» Material for the task:
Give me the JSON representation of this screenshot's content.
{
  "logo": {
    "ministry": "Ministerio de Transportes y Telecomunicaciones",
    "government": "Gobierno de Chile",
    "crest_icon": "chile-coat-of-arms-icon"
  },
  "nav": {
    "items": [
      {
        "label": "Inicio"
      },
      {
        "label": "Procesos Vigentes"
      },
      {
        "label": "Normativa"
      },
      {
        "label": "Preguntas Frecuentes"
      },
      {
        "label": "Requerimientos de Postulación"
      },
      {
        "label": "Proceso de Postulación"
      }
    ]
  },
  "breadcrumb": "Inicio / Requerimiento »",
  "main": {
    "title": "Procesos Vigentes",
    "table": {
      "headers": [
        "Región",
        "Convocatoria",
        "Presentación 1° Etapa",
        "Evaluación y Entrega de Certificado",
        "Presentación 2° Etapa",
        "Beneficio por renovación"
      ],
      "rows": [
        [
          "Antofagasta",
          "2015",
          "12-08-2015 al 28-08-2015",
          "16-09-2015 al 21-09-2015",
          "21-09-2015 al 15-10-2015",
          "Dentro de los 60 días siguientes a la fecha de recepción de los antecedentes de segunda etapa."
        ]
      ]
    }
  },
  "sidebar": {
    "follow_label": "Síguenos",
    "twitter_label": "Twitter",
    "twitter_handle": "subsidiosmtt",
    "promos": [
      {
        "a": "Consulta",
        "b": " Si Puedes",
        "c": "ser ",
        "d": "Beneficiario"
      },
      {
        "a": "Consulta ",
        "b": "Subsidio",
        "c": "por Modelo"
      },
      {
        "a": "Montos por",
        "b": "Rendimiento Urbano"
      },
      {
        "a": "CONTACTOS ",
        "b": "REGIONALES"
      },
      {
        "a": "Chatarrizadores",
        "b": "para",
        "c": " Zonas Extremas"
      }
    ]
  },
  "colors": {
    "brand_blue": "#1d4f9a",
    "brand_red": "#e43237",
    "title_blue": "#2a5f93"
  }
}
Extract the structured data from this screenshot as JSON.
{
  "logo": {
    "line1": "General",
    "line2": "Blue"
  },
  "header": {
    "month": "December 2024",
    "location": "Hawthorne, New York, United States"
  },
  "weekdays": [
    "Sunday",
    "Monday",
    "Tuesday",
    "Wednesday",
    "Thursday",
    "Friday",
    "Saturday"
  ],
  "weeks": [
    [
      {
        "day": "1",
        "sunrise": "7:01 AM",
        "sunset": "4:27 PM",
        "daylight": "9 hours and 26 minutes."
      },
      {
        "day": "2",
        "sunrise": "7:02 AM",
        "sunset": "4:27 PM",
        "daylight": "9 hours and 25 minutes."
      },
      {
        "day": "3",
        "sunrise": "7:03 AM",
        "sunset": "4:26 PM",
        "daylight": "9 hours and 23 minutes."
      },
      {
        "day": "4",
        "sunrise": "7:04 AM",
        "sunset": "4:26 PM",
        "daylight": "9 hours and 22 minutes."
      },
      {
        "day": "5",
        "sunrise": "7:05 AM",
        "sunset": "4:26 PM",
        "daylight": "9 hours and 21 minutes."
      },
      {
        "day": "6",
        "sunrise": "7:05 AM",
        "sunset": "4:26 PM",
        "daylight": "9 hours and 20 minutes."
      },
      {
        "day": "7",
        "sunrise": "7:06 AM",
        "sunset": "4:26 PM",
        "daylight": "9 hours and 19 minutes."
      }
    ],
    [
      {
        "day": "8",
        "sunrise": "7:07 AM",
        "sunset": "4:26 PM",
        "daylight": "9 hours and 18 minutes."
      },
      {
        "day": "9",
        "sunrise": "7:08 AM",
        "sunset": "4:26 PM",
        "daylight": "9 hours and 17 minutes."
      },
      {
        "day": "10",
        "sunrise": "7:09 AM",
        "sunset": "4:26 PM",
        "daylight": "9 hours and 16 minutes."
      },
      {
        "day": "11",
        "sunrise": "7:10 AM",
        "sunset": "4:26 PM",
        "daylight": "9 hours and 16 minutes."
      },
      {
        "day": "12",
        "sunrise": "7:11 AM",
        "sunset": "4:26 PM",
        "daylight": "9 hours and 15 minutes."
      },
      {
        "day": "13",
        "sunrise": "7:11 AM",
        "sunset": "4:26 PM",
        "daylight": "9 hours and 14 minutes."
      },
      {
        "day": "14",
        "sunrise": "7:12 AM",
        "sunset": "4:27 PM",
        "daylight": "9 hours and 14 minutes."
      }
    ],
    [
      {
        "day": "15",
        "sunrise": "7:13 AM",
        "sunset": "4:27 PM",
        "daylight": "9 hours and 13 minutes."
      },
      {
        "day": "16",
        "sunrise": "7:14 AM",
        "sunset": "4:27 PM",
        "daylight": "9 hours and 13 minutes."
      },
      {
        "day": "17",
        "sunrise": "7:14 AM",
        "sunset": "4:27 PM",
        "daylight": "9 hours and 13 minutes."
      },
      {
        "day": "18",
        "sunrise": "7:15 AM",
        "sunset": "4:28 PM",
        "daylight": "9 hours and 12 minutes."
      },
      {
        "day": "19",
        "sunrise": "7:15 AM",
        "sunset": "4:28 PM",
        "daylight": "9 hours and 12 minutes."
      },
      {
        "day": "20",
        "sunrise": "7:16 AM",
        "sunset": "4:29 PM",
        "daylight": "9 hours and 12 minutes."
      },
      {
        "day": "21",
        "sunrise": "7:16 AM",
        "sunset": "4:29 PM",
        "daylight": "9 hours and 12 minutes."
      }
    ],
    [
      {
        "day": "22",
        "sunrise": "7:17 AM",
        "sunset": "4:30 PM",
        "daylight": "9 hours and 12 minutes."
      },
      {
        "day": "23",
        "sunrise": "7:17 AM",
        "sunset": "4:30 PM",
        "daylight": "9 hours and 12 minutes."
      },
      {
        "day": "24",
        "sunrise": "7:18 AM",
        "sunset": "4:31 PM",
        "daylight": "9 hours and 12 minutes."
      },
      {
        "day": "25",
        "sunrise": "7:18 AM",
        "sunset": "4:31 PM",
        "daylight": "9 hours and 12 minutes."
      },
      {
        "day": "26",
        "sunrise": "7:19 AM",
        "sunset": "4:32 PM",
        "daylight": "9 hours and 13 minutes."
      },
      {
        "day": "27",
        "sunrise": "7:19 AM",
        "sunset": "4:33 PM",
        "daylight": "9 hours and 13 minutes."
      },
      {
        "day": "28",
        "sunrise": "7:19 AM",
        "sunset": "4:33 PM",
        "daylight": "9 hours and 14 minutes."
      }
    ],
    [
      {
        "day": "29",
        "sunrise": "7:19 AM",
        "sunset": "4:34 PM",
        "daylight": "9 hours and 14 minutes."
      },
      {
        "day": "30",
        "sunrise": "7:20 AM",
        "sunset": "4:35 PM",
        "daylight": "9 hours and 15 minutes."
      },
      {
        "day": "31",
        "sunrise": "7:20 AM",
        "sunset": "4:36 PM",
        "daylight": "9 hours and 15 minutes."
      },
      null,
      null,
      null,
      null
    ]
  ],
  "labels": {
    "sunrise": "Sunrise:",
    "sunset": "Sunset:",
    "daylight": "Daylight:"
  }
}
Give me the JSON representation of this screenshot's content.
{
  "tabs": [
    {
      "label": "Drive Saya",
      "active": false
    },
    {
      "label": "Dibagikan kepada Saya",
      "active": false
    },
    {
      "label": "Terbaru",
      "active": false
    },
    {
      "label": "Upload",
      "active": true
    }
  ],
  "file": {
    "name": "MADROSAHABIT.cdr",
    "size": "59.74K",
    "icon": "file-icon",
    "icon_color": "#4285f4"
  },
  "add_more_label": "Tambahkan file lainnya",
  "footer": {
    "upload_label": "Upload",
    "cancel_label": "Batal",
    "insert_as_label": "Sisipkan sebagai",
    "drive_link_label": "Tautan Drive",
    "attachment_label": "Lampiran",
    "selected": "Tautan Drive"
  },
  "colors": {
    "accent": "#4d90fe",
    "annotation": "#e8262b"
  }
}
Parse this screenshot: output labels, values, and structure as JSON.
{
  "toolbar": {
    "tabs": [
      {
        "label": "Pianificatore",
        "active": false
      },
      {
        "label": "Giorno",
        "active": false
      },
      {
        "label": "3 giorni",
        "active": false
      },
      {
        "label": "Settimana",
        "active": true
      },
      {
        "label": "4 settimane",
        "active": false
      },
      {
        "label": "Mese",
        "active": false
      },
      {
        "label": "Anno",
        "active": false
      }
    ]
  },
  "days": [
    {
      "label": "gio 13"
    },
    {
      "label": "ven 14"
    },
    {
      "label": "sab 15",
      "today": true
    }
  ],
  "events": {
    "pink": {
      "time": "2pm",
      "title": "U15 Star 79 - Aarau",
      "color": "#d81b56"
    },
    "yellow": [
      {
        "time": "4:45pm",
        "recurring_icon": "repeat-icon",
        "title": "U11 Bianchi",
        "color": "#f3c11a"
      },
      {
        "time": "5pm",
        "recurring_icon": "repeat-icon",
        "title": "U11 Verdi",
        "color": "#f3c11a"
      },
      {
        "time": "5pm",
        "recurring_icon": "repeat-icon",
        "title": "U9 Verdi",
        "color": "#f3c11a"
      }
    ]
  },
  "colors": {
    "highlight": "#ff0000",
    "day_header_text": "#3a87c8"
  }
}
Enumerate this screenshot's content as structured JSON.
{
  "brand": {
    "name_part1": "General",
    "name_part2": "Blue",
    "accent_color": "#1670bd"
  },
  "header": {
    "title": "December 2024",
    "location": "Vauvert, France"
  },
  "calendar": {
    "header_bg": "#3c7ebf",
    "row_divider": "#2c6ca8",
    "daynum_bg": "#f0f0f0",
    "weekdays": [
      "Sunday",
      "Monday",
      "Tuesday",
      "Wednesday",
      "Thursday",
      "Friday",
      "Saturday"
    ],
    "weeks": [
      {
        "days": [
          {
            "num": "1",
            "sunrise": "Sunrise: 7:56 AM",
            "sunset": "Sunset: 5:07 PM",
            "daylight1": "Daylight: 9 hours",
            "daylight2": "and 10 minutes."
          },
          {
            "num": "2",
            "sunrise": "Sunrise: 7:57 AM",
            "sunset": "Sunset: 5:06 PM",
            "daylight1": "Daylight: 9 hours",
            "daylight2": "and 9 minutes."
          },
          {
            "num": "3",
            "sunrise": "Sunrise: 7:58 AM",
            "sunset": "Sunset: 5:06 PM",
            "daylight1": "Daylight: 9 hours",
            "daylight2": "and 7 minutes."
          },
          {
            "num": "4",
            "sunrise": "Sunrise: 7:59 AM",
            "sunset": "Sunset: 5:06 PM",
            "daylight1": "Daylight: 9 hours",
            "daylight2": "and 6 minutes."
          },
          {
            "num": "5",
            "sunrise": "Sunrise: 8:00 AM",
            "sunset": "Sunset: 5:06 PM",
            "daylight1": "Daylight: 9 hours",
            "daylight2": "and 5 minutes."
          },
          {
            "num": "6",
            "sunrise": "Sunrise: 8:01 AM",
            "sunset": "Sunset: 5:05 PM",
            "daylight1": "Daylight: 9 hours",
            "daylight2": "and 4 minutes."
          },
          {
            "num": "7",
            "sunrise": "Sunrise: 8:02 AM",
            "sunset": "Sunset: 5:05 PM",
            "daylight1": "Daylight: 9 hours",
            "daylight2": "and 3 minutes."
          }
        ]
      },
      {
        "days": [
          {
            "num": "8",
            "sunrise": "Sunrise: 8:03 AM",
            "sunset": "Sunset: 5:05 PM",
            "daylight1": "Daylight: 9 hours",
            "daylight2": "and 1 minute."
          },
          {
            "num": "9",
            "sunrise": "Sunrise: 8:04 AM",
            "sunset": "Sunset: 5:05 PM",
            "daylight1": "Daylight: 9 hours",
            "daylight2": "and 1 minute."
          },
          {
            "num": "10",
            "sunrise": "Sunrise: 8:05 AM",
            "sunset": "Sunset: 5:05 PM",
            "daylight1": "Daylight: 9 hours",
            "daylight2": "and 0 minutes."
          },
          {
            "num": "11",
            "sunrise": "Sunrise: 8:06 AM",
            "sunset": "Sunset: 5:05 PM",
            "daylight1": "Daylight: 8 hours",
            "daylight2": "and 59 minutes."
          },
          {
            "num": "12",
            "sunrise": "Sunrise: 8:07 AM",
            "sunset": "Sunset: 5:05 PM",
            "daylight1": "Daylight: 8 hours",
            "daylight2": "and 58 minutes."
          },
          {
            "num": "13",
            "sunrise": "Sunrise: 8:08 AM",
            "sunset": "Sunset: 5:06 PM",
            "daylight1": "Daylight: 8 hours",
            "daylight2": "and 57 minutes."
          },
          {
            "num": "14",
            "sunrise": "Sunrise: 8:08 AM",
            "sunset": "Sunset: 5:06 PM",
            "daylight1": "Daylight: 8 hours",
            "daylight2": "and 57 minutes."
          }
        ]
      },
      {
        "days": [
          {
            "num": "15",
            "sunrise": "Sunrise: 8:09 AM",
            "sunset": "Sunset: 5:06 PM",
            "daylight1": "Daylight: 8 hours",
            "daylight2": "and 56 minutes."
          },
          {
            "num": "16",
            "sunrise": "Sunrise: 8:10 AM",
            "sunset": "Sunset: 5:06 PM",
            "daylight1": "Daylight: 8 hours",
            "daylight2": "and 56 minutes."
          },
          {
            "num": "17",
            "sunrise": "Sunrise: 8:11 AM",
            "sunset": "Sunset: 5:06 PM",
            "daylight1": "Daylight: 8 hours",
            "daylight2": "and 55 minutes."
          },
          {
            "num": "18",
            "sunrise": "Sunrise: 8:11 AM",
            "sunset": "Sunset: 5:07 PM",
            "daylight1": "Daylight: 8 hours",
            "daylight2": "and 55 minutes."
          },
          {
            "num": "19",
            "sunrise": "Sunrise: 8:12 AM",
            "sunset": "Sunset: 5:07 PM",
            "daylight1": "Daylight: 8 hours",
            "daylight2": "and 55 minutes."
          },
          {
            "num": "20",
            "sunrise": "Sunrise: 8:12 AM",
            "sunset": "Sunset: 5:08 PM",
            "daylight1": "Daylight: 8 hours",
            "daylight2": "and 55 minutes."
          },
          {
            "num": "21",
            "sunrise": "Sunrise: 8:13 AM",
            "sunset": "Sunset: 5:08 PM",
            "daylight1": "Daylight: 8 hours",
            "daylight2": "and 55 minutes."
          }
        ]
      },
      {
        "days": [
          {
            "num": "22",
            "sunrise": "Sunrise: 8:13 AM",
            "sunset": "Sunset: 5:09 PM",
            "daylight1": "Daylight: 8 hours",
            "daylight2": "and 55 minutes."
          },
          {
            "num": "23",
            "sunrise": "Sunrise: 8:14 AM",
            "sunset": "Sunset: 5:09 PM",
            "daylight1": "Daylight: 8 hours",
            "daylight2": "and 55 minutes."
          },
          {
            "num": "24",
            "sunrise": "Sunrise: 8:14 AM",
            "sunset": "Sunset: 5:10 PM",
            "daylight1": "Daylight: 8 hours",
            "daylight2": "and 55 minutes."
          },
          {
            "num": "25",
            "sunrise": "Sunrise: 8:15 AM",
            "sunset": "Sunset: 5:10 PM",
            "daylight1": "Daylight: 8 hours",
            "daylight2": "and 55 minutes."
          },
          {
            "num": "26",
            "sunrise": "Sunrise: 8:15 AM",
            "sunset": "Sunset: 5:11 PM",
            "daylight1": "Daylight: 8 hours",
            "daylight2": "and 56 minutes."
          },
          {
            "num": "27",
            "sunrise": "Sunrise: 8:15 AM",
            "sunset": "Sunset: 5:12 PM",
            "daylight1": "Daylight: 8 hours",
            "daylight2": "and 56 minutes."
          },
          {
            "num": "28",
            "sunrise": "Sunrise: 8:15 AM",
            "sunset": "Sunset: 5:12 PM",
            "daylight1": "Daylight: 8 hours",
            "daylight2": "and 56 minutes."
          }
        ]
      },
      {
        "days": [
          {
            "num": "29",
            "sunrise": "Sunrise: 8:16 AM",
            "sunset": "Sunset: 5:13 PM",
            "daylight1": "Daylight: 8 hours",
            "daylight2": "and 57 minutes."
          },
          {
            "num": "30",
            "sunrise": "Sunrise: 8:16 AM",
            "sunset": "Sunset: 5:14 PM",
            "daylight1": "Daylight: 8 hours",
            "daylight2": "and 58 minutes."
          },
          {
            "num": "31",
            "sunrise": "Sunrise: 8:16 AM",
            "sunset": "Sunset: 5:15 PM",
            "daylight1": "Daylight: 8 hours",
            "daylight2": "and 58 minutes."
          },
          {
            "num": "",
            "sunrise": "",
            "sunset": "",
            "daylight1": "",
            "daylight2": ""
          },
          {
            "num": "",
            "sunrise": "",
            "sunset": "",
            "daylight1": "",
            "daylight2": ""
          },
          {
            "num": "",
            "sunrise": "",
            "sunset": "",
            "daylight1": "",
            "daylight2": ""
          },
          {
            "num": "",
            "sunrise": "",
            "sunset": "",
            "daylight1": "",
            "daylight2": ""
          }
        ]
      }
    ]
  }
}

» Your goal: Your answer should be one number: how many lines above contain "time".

» Exercise result: 4